▶ [Exercise requirements]: Filter the lines below, copying only those with the string "abortion".

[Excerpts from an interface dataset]
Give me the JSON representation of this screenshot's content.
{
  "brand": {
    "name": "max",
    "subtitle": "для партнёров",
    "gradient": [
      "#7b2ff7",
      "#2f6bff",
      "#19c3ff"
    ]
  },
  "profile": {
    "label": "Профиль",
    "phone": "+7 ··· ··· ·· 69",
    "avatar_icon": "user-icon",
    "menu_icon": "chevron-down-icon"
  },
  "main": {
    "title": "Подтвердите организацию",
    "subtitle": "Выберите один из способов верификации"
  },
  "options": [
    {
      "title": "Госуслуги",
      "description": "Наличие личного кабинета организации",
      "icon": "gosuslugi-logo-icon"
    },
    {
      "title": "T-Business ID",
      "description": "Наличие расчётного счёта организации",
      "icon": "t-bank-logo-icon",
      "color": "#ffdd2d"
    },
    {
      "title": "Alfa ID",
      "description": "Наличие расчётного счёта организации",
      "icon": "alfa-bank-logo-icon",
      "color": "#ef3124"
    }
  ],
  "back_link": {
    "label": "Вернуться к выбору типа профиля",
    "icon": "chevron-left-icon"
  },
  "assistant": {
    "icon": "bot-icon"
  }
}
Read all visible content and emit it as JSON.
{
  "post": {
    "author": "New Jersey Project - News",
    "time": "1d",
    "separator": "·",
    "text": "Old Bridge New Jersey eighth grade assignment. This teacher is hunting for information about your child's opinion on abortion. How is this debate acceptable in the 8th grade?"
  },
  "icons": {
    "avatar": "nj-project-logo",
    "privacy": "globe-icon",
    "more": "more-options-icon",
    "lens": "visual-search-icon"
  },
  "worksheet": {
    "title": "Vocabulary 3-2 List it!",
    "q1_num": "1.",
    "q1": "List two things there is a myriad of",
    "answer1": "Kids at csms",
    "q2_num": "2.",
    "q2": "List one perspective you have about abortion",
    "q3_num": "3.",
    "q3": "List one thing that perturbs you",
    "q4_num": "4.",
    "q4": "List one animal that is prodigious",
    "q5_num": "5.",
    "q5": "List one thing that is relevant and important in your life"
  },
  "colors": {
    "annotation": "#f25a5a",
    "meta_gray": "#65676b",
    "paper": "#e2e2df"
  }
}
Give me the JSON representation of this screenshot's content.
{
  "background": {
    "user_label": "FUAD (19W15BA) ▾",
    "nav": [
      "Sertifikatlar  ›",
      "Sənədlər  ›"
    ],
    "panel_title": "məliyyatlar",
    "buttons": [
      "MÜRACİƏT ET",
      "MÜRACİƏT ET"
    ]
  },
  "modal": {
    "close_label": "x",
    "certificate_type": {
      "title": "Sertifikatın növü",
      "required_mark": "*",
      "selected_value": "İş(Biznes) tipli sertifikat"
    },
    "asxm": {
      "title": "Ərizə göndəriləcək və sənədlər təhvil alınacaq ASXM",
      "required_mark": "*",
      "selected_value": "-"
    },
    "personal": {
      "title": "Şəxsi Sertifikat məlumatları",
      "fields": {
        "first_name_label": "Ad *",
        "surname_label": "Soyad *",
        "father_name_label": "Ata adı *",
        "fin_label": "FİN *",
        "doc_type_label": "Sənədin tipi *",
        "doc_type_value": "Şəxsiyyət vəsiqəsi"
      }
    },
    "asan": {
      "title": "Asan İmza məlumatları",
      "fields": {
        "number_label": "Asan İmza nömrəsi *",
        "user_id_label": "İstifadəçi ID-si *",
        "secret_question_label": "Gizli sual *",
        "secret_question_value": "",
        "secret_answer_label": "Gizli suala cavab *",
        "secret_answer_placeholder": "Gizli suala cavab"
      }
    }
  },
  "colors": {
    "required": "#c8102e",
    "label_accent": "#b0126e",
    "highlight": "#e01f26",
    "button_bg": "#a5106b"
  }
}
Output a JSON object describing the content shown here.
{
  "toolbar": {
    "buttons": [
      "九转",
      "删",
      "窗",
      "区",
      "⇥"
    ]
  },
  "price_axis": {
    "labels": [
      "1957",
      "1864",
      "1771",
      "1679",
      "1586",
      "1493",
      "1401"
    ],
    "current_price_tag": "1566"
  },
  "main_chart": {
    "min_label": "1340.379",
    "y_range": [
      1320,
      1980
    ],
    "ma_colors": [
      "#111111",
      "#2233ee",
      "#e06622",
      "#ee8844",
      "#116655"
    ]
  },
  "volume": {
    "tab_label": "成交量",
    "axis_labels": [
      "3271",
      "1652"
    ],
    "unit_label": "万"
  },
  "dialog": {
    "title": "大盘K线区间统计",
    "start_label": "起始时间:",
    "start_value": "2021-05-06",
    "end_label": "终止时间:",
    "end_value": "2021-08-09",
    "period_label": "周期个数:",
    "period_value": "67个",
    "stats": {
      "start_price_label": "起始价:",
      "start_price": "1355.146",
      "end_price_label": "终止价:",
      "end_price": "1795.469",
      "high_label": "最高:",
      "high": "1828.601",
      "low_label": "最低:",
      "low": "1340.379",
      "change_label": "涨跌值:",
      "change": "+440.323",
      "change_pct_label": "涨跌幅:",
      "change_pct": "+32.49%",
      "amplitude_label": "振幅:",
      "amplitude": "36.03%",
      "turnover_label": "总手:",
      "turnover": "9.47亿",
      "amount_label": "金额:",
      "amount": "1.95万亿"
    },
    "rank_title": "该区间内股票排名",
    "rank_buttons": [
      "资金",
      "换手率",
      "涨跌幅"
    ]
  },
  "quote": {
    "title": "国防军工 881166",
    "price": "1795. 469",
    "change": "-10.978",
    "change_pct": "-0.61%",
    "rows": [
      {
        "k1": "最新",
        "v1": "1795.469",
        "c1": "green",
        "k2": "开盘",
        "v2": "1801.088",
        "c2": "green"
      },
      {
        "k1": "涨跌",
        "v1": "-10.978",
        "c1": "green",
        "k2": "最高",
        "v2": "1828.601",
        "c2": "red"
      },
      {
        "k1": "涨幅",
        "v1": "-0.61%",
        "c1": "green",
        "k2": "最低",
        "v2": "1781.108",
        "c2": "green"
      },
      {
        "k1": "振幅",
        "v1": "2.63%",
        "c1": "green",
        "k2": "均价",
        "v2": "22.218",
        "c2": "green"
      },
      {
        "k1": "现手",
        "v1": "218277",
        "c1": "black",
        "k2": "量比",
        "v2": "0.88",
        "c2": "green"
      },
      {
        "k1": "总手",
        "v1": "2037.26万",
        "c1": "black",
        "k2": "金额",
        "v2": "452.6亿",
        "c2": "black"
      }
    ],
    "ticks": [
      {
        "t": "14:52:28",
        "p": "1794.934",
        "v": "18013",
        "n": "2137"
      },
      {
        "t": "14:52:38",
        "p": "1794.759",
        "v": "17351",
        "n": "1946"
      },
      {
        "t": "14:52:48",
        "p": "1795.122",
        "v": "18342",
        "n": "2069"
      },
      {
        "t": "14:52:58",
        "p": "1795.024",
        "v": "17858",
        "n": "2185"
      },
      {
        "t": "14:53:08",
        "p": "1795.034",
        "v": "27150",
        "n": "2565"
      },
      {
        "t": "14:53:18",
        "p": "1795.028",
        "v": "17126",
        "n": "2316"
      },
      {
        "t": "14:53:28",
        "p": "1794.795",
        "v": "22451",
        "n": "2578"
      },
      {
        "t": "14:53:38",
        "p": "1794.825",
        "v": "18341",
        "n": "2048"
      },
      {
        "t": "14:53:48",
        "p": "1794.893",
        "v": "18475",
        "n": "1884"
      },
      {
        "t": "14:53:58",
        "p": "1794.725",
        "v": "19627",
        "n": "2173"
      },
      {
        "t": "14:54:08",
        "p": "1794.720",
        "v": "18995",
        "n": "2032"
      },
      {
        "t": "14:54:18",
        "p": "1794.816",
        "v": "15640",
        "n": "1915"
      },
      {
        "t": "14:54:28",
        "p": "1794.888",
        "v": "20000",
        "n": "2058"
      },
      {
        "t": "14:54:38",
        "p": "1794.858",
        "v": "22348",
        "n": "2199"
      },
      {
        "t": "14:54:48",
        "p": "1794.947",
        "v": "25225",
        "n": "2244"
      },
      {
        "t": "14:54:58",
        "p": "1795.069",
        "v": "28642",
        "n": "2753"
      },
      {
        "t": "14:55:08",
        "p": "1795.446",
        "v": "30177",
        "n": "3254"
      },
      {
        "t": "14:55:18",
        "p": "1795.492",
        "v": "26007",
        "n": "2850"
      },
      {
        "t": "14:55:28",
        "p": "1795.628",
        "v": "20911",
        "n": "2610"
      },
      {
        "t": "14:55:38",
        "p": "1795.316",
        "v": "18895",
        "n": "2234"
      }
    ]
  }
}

▶ [Finished task]:
    "text": "Old Bridge New Jersey eighth grade assignment. This teacher is hunting for information about your child's opinion on abortion. How is this debate acceptable in the 8th grade?"
    "q2": "List one perspective you have about abortion",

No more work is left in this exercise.